Defense Is Hurting; LB Play Criticized
Thursday, October 19, 2006
Washington Redskins cornerback Carlos Rogers said yesterday that he will not be able to play on Sunday against the undefeated Indianapolis Colts because of a broken thumb, and four other defensive starters were unable to practice fully because of injuries.
Tackles Cornelius Griffin (hip) and Joe Salave'a (calf) said it may be difficult for them to play against the NFL's fourth-ranked offense and linebackers Marcus Washington (hip) and Lemar Marshall (ankle) are expected to see action, but are not completely recovered.
Linebackers coach Dale Lindsey criticized the performance of his group of players, who before the season were considered one of the team's strengths.
"My people are not doing a good job with their hands on their blocks, and they're not doing a good job rerouting receivers" in zone coverage, Lindsey said. "I'm not happy with that. They're doing all right in man coverage, I don't have a problem with that. Their assignments -- [are] okay. But the mental errors and missed tackles are too much. You can't have the number of those we've had and be a winning team, just from that [linebacker] position alone."

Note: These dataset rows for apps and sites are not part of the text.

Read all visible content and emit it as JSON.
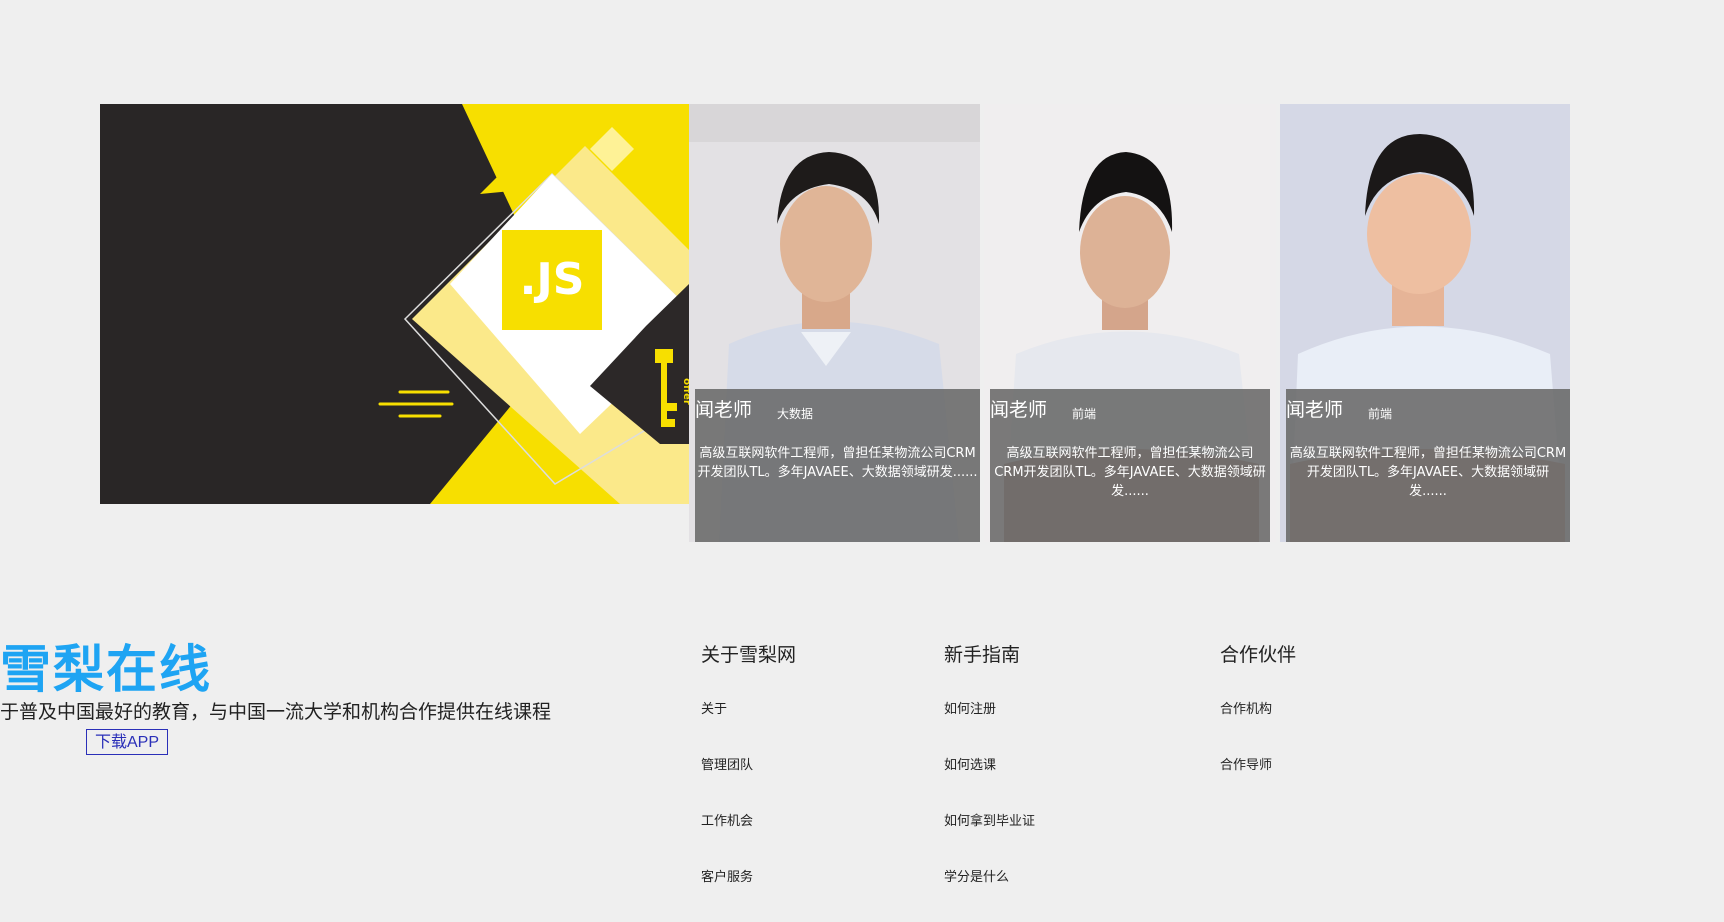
{
  "teachers": [
    {
      "name": "闻老师",
      "tag": "大数据",
      "desc": "高级互联网软件工程师，曾担任某物流公司CRM开发团队TL。多年JAVAEE、大数据领域研发......"
    },
    {
      "name": "闻老师",
      "tag": "前端",
      "desc": "高级互联网软件工程师，曾担任某物流公司CRM开发团队TL。多年JAVAEE、大数据领域研发......"
    },
    {
      "name": "闻老师",
      "tag": "前端",
      "desc": "高级互联网软件工程师，曾担任某物流公司CRM开发团队TL。多年JAVAEE、大数据领域研发......"
    }
  ],
  "banner": {
    "badge": ".JS",
    "key_text": "offer"
  },
  "footer": {
    "brand": "雪梨在线",
    "slogan": "于普及中国最好的教育，与中国一流大学和机构合作提供在线课程",
    "app_button": "下载APP",
    "columns": [
      {
        "title": "关于雪梨网",
        "links": [
          "关于",
          "管理团队",
          "工作机会",
          "客户服务"
        ]
      },
      {
        "title": "新手指南",
        "links": [
          "如何注册",
          "如何选课",
          "如何拿到毕业证",
          "学分是什么"
        ]
      },
      {
        "title": "合作伙伴",
        "links": [
          "合作机构",
          "合作导师"
        ]
      }
    ]
  },
  "colors": {
    "brand": "#1ea4f3",
    "banner_yellow": "#f7df00",
    "banner_dark": "#292626",
    "overlay": "#696969"
  }
}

The Redskins rank 22nd in the NFL in total defense, 24th in points allowed, 24th against the pass and 17th against the run. The defensive backs -- including Rogers, who has dropped several easy interceptions -- have been criticized for repeatedly giving up huge plays (25 or more passes of 20 or more yards in six games) and intercepting only two passes all season. The defensive line has been held to one sack or fewer in four of six games -- a problem the past three years -- with end Andre Carter, a free agent signee in the offseason, drawing most of the criticism.

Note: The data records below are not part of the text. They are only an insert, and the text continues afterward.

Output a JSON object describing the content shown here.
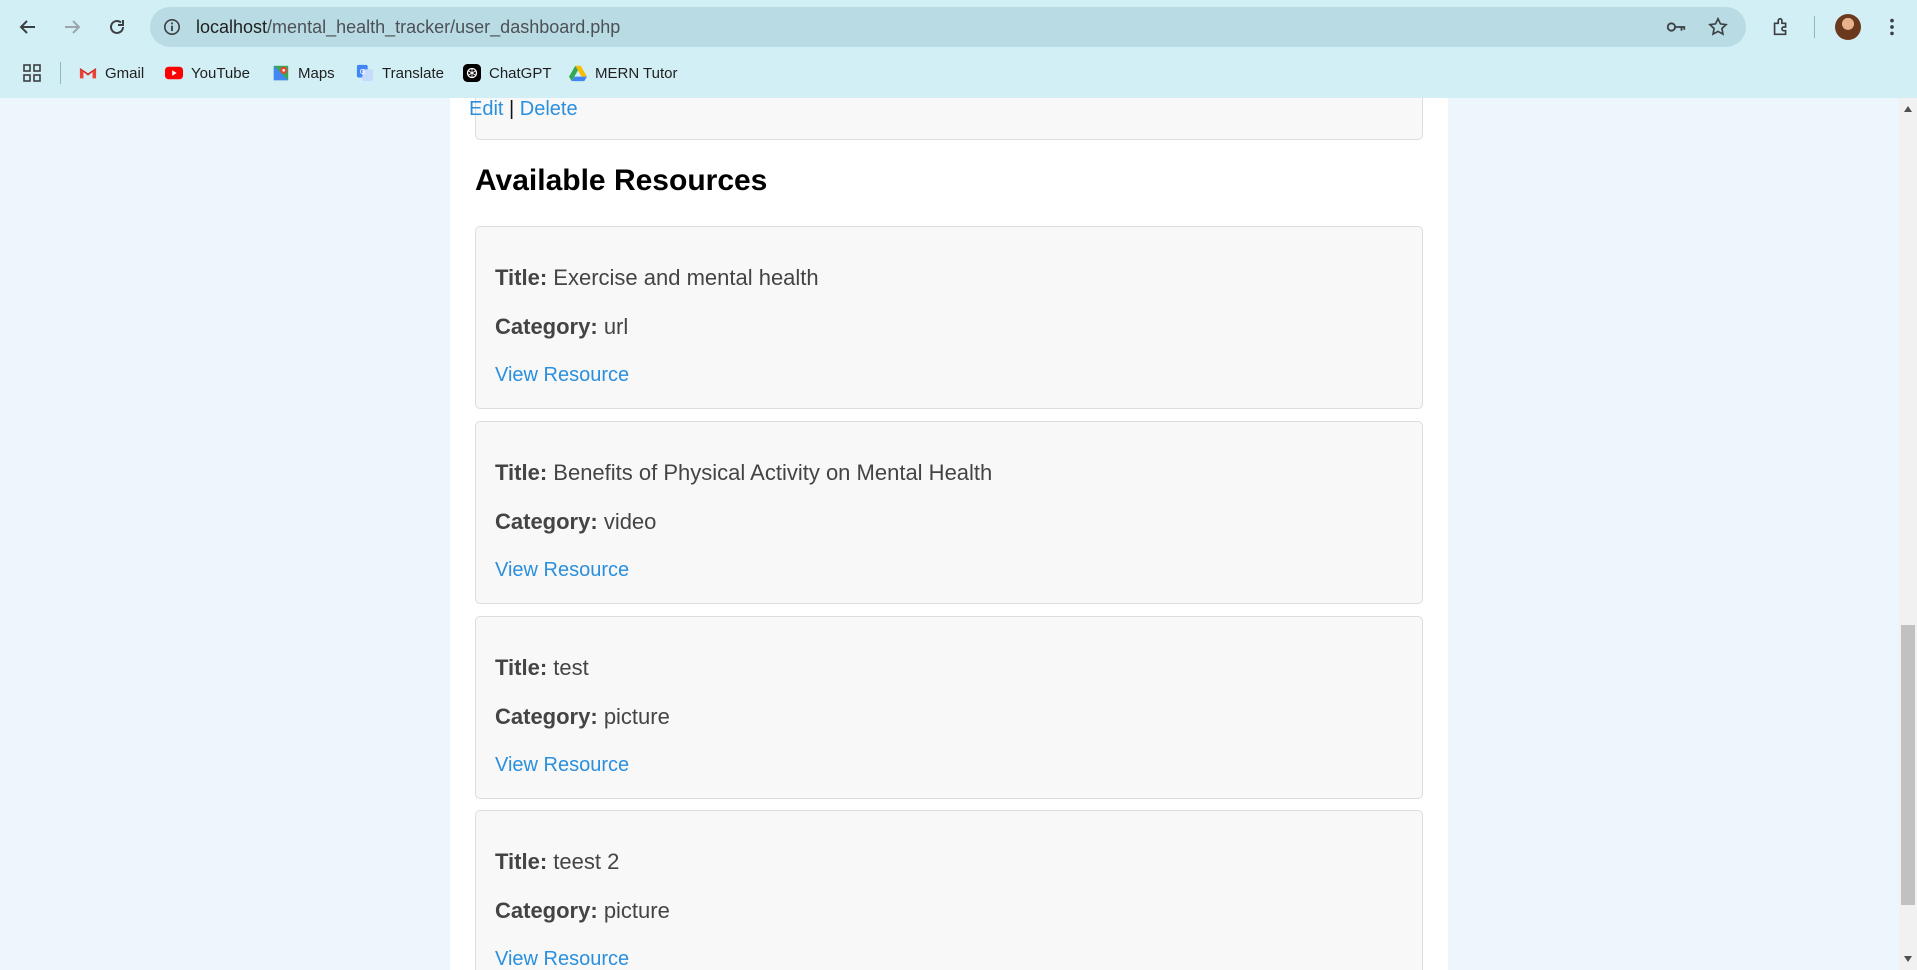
{
  "browser": {
    "url_host": "localhost",
    "url_path": "/mental_health_tracker/user_dashboard.php",
    "bookmarks": [
      {
        "label": "Gmail",
        "icon": "gmail-icon"
      },
      {
        "label": "YouTube",
        "icon": "youtube-icon"
      },
      {
        "label": "Maps",
        "icon": "maps-icon"
      },
      {
        "label": "Translate",
        "icon": "translate-icon"
      },
      {
        "label": "ChatGPT",
        "icon": "chatgpt-icon"
      },
      {
        "label": "MERN Tutor",
        "icon": "drive-icon"
      }
    ]
  },
  "page": {
    "top_card": {
      "edit_label": "Edit",
      "separator": "|",
      "delete_label": "Delete"
    },
    "resources_heading": "Available Resources",
    "title_label": "Title:",
    "category_label": "Category:",
    "resources": [
      {
        "title": "Exercise and mental health",
        "category": "url",
        "link_label": "View Resource"
      },
      {
        "title": "Benefits of Physical Activity on Mental Health",
        "category": "video",
        "link_label": "View Resource"
      },
      {
        "title": "test",
        "category": "picture",
        "link_label": "View Resource"
      },
      {
        "title": "teest 2",
        "category": "picture",
        "link_label": "View Resource"
      }
    ]
  },
  "colors": {
    "chrome": "#d3eff6",
    "page_background": "#eef6fd",
    "link": "#2b8fdc",
    "card_background": "#f8f8f8"
  }
}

But the linebackers have been largely spared the criticism. Washington, a Pro Bowl player in 2004, missed practice much of last week with hip problems as well, and has limped at times. Marshall, the quarterback of the defense as the middle linebacker, has been trying to overcome offseason knee and shoulder surgery, and hurt his ankle Sunday. But while Lindsey acknowledges Marshall may not be at 100 percent, he wants to see him make more of an impact around the ball, as he did last season when he was moved from the weak side to the middle.
Injuries "may be part of the problem, and it may not be part of the problem," Lindsey said. "It may be people are ripping our butts, and we're not making the plays. But [Marshall] is just not where he was completely last year. He is mentally, but he hasn't been physically."

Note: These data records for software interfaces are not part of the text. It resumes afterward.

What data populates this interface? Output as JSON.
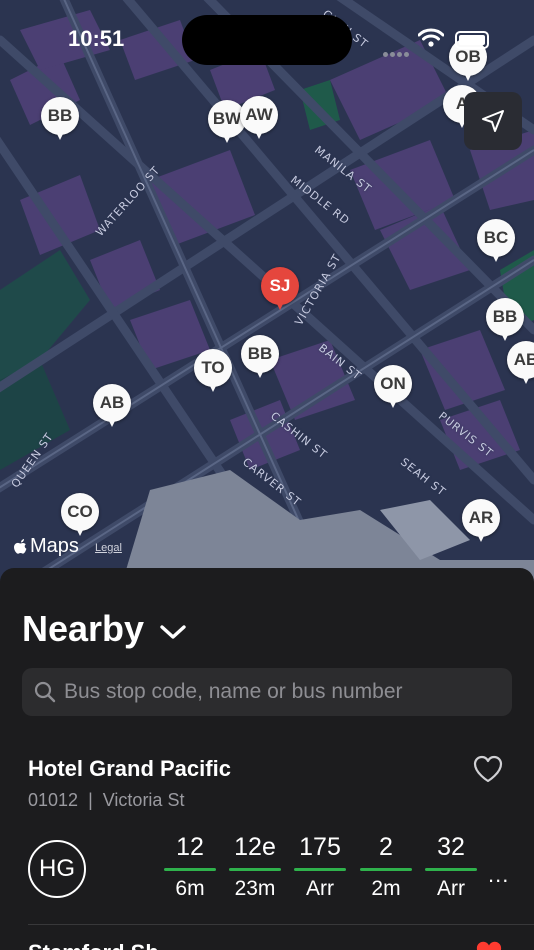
{
  "status_bar": {
    "time": "10:51"
  },
  "map": {
    "streets": [
      "WATERLOO ST",
      "MANILA ST",
      "MIDDLE RD",
      "VICTORIA ST",
      "BAIN ST",
      "CASHIN ST",
      "CARVER ST",
      "PURVIS ST",
      "SEAH ST",
      "QUEEN ST",
      "GLEN ST"
    ],
    "pins": [
      {
        "label": "BB",
        "color": "white"
      },
      {
        "label": "BW",
        "color": "white"
      },
      {
        "label": "AW",
        "color": "white"
      },
      {
        "label": "OB",
        "color": "white"
      },
      {
        "label": "A",
        "color": "white"
      },
      {
        "label": "BC",
        "color": "white"
      },
      {
        "label": "SJ",
        "color": "red"
      },
      {
        "label": "BB",
        "color": "white"
      },
      {
        "label": "AB",
        "color": "white"
      },
      {
        "label": "TO",
        "color": "white"
      },
      {
        "label": "BB",
        "color": "white"
      },
      {
        "label": "ON",
        "color": "white"
      },
      {
        "label": "AB",
        "color": "white"
      },
      {
        "label": "CO",
        "color": "white"
      },
      {
        "label": "AR",
        "color": "white"
      }
    ],
    "logo": "Maps",
    "legal": "Legal"
  },
  "sheet": {
    "title": "Nearby",
    "search_placeholder": "Bus stop code, name or bus number",
    "stop": {
      "name": "Hotel Grand Pacific",
      "code": "01012",
      "road": "Victoria St",
      "avatar": "HG",
      "services": [
        {
          "number": "12",
          "eta": "6m"
        },
        {
          "number": "12e",
          "eta": "23m"
        },
        {
          "number": "175",
          "eta": "Arr"
        },
        {
          "number": "2",
          "eta": "2m"
        },
        {
          "number": "32",
          "eta": "Arr"
        }
      ],
      "more": "..."
    },
    "next_stop_name": "Stamford Sh..."
  },
  "colors": {
    "accent_green": "#2fb24c",
    "pin_red": "#e5463d",
    "sheet_bg": "#1c1c1e",
    "favorite_red": "#ff3b30"
  }
}
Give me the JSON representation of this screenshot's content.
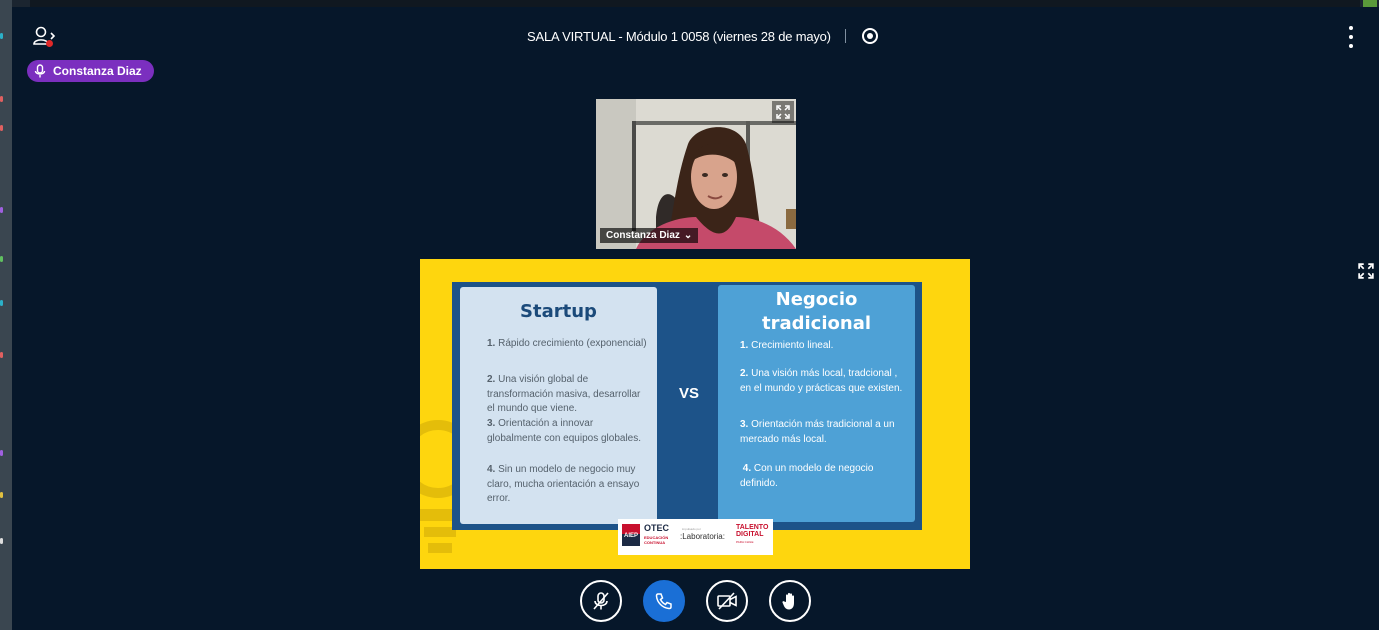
{
  "header": {
    "title": "SALA VIRTUAL - Módulo 1 0058 (viernes 28 de mayo)",
    "icons": {
      "users": "users-icon",
      "record": "record-icon",
      "options": "more-vertical-icon"
    }
  },
  "talking_indicator": {
    "name": "Constanza Diaz",
    "icon": "microphone-icon"
  },
  "webcam": {
    "user_name": "Constanza Diaz",
    "dropdown_glyph": "⌄",
    "icon": "fullscreen-icon"
  },
  "presentation": {
    "left_card": {
      "title": "Startup",
      "items": [
        {
          "num": "1.",
          "text": "Rápido crecimiento (exponencial)"
        },
        {
          "num": "2.",
          "text": "Una visión global de transformación masiva, desarrollar el mundo que viene."
        },
        {
          "num": "3.",
          "text": "Orientación a innovar globalmente con equipos globales."
        },
        {
          "num": "4.",
          "text": "Sin un modelo de negocio muy claro, mucha orientación a ensayo error."
        }
      ]
    },
    "vs": "VS",
    "right_card": {
      "title_line1": "Negocio",
      "title_line2": "tradicional",
      "items": [
        {
          "num": "1.",
          "text": "Crecimiento lineal."
        },
        {
          "num": "2.",
          "text": "Una visión más local, tradcional , en el mundo y prácticas que existen."
        },
        {
          "num": "3.",
          "text": "Orientación más tradicional a un mercado más local."
        },
        {
          "num": "4.",
          "text": "Con un modelo de negocio definido."
        }
      ]
    },
    "logos": {
      "aiep": "AIEP",
      "otec": "OTEC",
      "otec_sub": "EDUCACIÓN CONTINUA",
      "laboratoria_pre": "impulsado por",
      "laboratoria": ":Laboratoria:",
      "talento": "TALENTO DIGITAL",
      "talento_sub": "PARA CHILE"
    }
  },
  "actions_bar": {
    "buttons": [
      {
        "name": "unmute",
        "icon": "microphone-muted-icon"
      },
      {
        "name": "leave-audio",
        "icon": "phone-icon"
      },
      {
        "name": "share-webcam",
        "icon": "video-off-icon"
      },
      {
        "name": "raise-hand",
        "icon": "hand-icon"
      }
    ]
  },
  "colors": {
    "background": "#06172a",
    "talking": "#7b2fbf",
    "primary": "#1a6fd6",
    "slide_yellow": "#fed60e",
    "slide_dark_blue": "#1d5389",
    "slide_light_card": "#d3e2f0",
    "slide_blue_card": "#4ea1d6"
  }
}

Losing Marshall or Washington would be a significant blow, as there are no proven options behind them, but both said they will play Sunday. Rogers, selected ninth overall in the 2005 draft, has struggled this season, but had been the team's No. 1 corner with Shawn Springs just returning from groin and abdominal injuries last week. It is likely that Springs and Kenny Wright will start against the Colts, and veteran safety-cornerback Troy Vincent could play despite just being signed on Monday.
"I probably could handle" starting, Springs said, "but it's not my decision."
The Colts use three- and four-receiver sets to spread the field, which will test the depth of any secondary, let alone a faltering one. Pins were surgically inserted in Rogers's thumb this week and his right arm was in a cast and sling yesterday, but he is aiming to play against Dallas in Week 9. "After the bye, I should be back," he said.
Salave'a and Griffin, who are both listed as questionable, are the run defense's linchpins, but the team has allowed a total of 349 rushing yards in consecutive defeats to the New York Giants and Tennessee, and could be forced to start rookies Kedric Golston, a sixth-round pick, and Anthony Montgomery, a fifth-round pick, again Sunday. Salave'a missed two weeks with a right calf injury; he is now going on a second week with a strained left calf, and took limited individual drills yesterday.
"I'm not good. Not good," Salave'a said. "Unfortunately, I don't have control over the healing process. What is really hurting me is that I haven't been able to be in there for the fight."
Griffin, by far the team's most effective defensive lineman, missed Sunday's game and, while eager to get back by the weekend, realizes he is coping with a potentially long-term injury. A cautious approach might be best in this situation, he said, even with a bye Oct. 29.
"I've got to be smart," Griffin said. "It's one of those things where I could play one game and then miss four, and then that hurts the team more. I have to be smart about what I do, and I don't want to hurt the team doing it."
While the injuries to linemen and defensive backs have major repercussions for the linebackers, Lindsey is focused on his group. "That falls on me and I'm trying to get it corrected," he said. The linebackers have combined for two sacks all season, with one fumble recovery and no interceptions. Eleven linebackers from other teams have surpassed that sack total individually -- although many play in 3-4 defenses that allow for more big plays from that position. The league credited the Redskins' entire linebacker group with 11 tackles in the loss to the Titans, and not having Griffin and Salave'a in front of them at Indianapolis would not make life any easier.
"You have to play with whoever is there," Lindsey said. "That's no excuse. The rookie tackles are maybe not as good a Griff or Salave'a, but they gave us a good effort, and regardless of who you are you've got to go make your plays anyway. No excuses. No excuses. You either play good or play bad."